## WHAT TO PRODUCE
Would you count the lines in the entries below that contain "have"? Reply with the number only.

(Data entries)
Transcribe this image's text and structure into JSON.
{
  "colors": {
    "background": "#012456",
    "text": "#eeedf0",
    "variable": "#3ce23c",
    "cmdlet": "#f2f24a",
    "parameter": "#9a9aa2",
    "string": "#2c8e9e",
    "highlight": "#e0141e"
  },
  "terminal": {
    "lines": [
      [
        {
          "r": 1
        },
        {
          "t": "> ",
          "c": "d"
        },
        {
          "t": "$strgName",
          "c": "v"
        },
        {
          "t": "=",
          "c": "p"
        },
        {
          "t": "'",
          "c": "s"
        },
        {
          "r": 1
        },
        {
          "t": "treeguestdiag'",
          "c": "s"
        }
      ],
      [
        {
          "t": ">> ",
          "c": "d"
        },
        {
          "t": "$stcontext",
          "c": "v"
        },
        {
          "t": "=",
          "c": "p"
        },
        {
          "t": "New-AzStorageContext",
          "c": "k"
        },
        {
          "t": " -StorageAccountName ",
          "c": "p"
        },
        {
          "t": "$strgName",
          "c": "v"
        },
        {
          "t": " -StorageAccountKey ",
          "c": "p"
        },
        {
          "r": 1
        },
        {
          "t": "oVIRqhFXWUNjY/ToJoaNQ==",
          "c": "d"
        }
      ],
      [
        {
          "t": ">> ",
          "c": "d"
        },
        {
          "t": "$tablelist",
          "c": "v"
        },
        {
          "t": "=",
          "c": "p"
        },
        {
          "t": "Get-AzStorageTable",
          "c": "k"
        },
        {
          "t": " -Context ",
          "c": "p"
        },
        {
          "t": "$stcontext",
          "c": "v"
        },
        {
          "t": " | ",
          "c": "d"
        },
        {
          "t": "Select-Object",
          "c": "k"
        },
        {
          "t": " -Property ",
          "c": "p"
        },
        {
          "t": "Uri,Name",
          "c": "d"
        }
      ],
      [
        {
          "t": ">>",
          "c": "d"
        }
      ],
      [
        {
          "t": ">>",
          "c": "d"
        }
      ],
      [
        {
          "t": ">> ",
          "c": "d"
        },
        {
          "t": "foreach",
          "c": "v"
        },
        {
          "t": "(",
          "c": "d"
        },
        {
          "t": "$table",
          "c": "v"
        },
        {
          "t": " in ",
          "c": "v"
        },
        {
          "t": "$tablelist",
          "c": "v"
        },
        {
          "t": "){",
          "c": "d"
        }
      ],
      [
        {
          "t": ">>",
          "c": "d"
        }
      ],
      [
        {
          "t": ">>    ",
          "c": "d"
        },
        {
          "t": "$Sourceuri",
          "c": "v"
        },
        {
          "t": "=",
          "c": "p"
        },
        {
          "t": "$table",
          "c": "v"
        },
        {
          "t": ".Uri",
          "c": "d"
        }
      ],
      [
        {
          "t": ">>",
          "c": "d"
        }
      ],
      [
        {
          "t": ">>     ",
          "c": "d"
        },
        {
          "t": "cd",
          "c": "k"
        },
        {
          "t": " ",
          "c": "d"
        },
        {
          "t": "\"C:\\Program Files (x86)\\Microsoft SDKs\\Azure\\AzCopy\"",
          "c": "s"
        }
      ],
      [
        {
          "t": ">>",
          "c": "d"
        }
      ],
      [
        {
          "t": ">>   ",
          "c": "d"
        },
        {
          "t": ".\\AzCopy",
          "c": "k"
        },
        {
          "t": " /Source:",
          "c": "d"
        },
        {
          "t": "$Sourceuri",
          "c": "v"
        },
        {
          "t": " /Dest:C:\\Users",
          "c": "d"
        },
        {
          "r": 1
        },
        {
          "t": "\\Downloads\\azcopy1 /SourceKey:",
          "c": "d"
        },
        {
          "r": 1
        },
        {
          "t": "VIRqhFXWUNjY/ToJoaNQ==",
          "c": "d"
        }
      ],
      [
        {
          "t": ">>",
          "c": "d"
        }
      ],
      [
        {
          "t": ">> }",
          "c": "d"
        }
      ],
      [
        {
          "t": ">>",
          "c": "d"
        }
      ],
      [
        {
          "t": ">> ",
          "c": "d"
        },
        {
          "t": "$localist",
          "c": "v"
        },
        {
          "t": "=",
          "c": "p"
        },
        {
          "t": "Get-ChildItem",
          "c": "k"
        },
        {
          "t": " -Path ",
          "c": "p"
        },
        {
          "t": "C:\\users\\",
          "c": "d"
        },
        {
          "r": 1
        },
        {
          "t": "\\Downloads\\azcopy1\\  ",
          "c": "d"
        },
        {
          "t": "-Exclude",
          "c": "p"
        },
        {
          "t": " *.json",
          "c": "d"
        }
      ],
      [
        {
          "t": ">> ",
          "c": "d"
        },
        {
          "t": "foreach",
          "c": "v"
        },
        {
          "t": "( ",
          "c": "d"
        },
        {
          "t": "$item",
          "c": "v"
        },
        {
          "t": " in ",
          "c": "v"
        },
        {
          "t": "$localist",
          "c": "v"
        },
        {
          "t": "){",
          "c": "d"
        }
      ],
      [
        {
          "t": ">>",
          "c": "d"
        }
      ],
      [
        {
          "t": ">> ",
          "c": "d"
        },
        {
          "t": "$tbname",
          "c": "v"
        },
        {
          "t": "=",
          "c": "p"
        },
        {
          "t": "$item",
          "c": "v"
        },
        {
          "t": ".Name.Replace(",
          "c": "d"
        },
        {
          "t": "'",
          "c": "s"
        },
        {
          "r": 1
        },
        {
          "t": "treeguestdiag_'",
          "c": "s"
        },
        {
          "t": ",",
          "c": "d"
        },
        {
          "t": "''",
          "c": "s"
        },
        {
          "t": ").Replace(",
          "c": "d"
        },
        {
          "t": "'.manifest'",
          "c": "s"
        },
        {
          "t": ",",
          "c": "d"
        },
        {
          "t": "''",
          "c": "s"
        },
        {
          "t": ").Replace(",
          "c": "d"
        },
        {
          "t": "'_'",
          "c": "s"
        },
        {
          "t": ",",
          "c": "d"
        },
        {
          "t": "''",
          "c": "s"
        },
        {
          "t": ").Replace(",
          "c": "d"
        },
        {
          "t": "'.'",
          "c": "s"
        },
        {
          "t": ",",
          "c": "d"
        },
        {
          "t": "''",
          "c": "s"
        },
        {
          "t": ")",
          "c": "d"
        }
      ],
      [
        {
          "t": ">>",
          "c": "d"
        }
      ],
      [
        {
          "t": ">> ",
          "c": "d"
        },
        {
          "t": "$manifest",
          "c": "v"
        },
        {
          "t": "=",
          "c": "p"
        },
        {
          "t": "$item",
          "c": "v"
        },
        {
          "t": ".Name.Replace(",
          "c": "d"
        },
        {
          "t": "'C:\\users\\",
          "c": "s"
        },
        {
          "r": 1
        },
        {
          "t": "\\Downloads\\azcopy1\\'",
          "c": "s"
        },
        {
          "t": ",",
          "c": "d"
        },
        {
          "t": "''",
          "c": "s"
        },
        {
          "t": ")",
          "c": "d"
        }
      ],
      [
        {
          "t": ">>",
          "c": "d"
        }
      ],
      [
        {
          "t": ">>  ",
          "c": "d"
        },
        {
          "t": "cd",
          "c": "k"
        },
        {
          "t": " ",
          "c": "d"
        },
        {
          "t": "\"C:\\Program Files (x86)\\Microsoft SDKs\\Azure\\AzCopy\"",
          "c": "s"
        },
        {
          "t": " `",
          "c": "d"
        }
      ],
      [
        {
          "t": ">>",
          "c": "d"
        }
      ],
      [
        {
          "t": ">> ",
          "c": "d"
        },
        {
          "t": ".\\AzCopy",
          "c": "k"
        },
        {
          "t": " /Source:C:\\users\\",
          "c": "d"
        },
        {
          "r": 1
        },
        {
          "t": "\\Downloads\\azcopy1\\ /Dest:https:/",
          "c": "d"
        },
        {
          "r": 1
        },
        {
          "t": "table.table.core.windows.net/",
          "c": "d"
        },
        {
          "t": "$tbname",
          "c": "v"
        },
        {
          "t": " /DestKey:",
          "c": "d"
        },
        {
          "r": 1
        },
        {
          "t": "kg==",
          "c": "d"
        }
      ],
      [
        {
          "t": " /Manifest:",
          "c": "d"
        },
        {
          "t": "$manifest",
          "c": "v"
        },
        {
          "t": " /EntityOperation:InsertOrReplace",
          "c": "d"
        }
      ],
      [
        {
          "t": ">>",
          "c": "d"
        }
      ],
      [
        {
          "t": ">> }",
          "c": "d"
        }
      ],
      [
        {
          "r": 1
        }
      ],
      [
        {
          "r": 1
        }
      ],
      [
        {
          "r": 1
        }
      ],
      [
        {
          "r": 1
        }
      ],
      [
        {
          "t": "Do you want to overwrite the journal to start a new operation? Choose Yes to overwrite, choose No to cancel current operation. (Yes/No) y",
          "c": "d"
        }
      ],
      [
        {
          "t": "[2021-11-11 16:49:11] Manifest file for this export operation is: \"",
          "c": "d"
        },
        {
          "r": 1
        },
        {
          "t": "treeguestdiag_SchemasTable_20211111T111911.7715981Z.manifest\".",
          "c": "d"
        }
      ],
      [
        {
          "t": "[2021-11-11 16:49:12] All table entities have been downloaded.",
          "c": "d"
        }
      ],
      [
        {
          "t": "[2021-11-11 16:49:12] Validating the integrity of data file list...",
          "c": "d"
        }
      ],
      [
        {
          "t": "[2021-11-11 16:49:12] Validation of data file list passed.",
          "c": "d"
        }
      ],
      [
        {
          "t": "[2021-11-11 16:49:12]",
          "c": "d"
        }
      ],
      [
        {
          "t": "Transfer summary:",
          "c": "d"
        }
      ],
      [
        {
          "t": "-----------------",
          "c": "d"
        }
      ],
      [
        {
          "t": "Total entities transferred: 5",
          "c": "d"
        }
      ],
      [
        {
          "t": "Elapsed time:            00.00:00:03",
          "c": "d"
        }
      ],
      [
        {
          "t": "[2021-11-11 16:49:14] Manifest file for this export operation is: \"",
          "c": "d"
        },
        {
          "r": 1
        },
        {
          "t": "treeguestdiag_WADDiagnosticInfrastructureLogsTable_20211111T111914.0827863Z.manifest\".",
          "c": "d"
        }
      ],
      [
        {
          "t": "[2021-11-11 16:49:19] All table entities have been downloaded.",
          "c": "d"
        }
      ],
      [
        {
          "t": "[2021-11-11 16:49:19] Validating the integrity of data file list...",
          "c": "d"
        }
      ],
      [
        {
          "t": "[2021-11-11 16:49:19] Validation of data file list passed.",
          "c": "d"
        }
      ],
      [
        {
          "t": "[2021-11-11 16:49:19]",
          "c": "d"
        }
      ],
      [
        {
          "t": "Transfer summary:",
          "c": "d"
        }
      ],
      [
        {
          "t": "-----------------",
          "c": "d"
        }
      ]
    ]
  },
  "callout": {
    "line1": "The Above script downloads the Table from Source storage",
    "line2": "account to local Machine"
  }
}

## YOUR SOLUTION
2